What is being asked: Set down the whole listing that follows, precisely as written.

--- START ---

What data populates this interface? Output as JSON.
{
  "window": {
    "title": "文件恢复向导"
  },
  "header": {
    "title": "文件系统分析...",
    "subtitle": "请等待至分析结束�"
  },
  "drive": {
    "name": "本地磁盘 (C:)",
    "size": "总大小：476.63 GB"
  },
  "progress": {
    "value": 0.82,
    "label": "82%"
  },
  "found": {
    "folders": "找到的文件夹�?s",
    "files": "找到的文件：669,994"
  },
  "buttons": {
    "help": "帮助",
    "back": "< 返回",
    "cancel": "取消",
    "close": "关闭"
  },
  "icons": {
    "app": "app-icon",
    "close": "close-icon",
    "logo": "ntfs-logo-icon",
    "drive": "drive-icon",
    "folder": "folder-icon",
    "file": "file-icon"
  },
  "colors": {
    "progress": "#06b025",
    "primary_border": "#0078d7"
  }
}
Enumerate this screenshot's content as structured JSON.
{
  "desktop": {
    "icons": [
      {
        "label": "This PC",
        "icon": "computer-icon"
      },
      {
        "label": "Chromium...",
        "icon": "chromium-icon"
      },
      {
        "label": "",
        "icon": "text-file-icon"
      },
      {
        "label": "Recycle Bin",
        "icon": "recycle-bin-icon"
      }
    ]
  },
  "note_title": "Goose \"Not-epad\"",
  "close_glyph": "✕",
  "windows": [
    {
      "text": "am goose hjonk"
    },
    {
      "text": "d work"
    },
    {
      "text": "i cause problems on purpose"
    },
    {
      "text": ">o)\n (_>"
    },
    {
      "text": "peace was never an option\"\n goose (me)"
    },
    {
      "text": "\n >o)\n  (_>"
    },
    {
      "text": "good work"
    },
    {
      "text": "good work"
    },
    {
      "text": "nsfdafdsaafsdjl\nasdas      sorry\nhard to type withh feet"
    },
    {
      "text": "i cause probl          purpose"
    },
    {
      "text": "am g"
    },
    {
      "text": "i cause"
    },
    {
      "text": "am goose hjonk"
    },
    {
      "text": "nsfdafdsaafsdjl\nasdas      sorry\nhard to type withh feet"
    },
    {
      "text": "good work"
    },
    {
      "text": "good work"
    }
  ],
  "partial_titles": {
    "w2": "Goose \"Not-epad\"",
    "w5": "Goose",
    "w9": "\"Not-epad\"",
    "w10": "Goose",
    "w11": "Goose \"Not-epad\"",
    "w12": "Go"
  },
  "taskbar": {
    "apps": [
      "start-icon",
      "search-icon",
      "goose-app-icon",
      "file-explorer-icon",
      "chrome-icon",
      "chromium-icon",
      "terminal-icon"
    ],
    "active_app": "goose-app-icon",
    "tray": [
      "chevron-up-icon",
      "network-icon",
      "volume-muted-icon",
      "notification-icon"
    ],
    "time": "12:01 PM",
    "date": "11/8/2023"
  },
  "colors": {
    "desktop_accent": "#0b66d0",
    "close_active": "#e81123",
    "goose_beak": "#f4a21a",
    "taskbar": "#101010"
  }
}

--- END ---

Result of this exercise:
What data populates this interface? Output as JSON.
{
  "window": {
    "title": "文件恢复向导"
  },
  "header": {
    "title": "文件系统分析...",
    "subtitle": "请等待至分析结束�"
  },
  "drive": {
    "name": "本地磁盘 (C:)",
    "size": "总大小：476.63 GB"
  },
  "progress": {
    "value": 0.82,
    "label": "82%"
  },
  "found": {
    "folders": "找到的文件夹�?s",
    "files": "找到的文件：669,994"
  },
  "buttons": {
    "help": "帮助",
    "back": "< 返回",
    "cancel": "取消",
    "close": "关闭"
  },
  "icons": {
    "app": "app-icon",
    "close": "close-icon",
    "logo": "ntfs-logo-icon",
    "drive": "drive-icon",
    "folder": "folder-icon",
    "file": "file-icon"
  },
  "colors": {
    "progress": "#06b025",
    "primary_border": "#0078d7"
  }
}
Enumerate this screenshot's content as structured JSON.
{
  "desktop": {
    "icons": [
      {
        "label": "This PC",
        "icon": "computer-icon"
      },
      {
        "label": "Chromium...",
        "icon": "chromium-icon"
      },
      {
        "label": "",
        "icon": "text-file-icon"
      },
      {
        "label": "Recycle Bin",
        "icon": "recycle-bin-icon"
      }
    ]
  },
  "note_title": "Goose \"Not-epad\"",
  "close_glyph": "✕",
  "windows": [
    {
      "text": "am goose hjonk"
    },
    {
      "text": "d work"
    },
    {
      "text": "i cause problems on purpose"
    },
    {
      "text": ">o)\n (_>"
    },
    {
      "text": "peace was never an option\"\n goose (me)"
    },
    {
      "text": "\n >o)\n  (_>"
    },
    {
      "text": "good work"
    },
    {
      "text": "good work"
    },
    {
      "text": "nsfdafdsaafsdjl\nasdas      sorry\nhard to type withh feet"
    },
    {
      "text": "i cause probl          purpose"
    },
    {
      "text": "am g"
    },
    {
      "text": "i cause"
    },
    {
      "text": "am goose hjonk"
    },
    {
      "text": "nsfdafdsaafsdjl\nasdas      sorry\nhard to type withh feet"
    },
    {
      "text": "good work"
    },
    {
      "text": "good work"
    }
  ],
  "partial_titles": {
    "w2": "Goose \"Not-epad\"",
    "w5": "Goose",
    "w9": "\"Not-epad\"",
    "w10": "Goose",
    "w11": "Goose \"Not-epad\"",
    "w12": "Go"
  },
  "taskbar": {
    "apps": [
      "start-icon",
      "search-icon",
      "goose-app-icon",
      "file-explorer-icon",
      "chrome-icon",
      "chromium-icon",
      "terminal-icon"
    ],
    "active_app": "goose-app-icon",
    "tray": [
      "chevron-up-icon",
      "network-icon",
      "volume-muted-icon",
      "notification-icon"
    ],
    "time": "12:01 PM",
    "date": "11/8/2023"
  },
  "colors": {
    "desktop_accent": "#0b66d0",
    "close_active": "#e81123",
    "goose_beak": "#f4a21a",
    "taskbar": "#101010"
  }
}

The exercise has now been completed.